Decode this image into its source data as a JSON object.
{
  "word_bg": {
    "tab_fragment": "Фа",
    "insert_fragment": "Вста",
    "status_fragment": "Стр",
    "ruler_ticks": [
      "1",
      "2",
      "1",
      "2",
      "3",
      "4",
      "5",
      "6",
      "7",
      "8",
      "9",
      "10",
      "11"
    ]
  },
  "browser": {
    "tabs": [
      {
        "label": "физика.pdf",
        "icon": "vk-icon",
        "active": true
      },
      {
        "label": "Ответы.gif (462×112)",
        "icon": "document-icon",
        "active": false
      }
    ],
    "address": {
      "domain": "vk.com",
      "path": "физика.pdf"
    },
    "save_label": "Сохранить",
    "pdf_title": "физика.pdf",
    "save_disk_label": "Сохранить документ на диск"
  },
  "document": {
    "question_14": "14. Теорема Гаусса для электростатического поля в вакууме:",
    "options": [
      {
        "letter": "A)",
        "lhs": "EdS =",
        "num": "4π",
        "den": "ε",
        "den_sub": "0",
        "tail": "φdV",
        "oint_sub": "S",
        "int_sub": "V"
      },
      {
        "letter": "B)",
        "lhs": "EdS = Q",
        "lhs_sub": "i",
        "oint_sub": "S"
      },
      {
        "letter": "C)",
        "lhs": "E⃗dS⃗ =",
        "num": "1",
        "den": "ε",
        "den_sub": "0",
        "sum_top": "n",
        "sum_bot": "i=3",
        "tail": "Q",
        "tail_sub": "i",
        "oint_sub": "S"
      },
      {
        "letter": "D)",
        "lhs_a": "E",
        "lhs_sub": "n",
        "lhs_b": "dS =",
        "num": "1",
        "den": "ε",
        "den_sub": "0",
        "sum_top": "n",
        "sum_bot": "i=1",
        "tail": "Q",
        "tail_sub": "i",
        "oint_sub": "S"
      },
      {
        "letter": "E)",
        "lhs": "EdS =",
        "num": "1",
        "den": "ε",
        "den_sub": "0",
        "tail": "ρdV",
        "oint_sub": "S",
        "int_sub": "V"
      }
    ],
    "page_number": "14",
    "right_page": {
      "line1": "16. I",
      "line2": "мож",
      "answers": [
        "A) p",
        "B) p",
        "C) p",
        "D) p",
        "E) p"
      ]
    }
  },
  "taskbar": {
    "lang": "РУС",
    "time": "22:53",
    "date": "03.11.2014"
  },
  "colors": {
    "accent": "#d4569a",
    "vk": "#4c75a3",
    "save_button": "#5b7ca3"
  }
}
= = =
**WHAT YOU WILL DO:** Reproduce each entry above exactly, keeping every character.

**WORKED SOLUTION:**
Decode this image into its source data as a JSON object.
{
  "word_bg": {
    "tab_fragment": "Фа",
    "insert_fragment": "Вста",
    "status_fragment": "Стр",
    "ruler_ticks": [
      "1",
      "2",
      "1",
      "2",
      "3",
      "4",
      "5",
      "6",
      "7",
      "8",
      "9",
      "10",
      "11"
    ]
  },
  "browser": {
    "tabs": [
      {
        "label": "физика.pdf",
        "icon": "vk-icon",
        "active": true
      },
      {
        "label": "Ответы.gif (462×112)",
        "icon": "document-icon",
        "active": false
      }
    ],
    "address": {
      "domain": "vk.com",
      "path": "физика.pdf"
    },
    "save_label": "Сохранить",
    "pdf_title": "физика.pdf",
    "save_disk_label": "Сохранить документ на диск"
  },
  "document": {
    "question_14": "14. Теорема Гаусса для электростатического поля в вакууме:",
    "options": [
      {
        "letter": "A)",
        "lhs": "EdS =",
        "num": "4π",
        "den": "ε",
        "den_sub": "0",
        "tail": "φdV",
        "oint_sub": "S",
        "int_sub": "V"
      },
      {
        "letter": "B)",
        "lhs": "EdS = Q",
        "lhs_sub": "i",
        "oint_sub": "S"
      },
      {
        "letter": "C)",
        "lhs": "E⃗dS⃗ =",
        "num": "1",
        "den": "ε",
        "den_sub": "0",
        "sum_top": "n",
        "sum_bot": "i=3",
        "tail": "Q",
        "tail_sub": "i",
        "oint_sub": "S"
      },
      {
        "letter": "D)",
        "lhs_a": "E",
        "lhs_sub": "n",
        "lhs_b": "dS =",
        "num": "1",
        "den": "ε",
        "den_sub": "0",
        "sum_top": "n",
        "sum_bot": "i=1",
        "tail": "Q",
        "tail_sub": "i",
        "oint_sub": "S"
      },
      {
        "letter": "E)",
        "lhs": "EdS =",
        "num": "1",
        "den": "ε",
        "den_sub": "0",
        "tail": "ρdV",
        "oint_sub": "S",
        "int_sub": "V"
      }
    ],
    "page_number": "14",
    "right_page": {
      "line1": "16. I",
      "line2": "мож",
      "answers": [
        "A) p",
        "B) p",
        "C) p",
        "D) p",
        "E) p"
      ]
    }
  },
  "taskbar": {
    "lang": "РУС",
    "time": "22:53",
    "date": "03.11.2014"
  },
  "colors": {
    "accent": "#d4569a",
    "vk": "#4c75a3",
    "save_button": "#5b7ca3"
  }
}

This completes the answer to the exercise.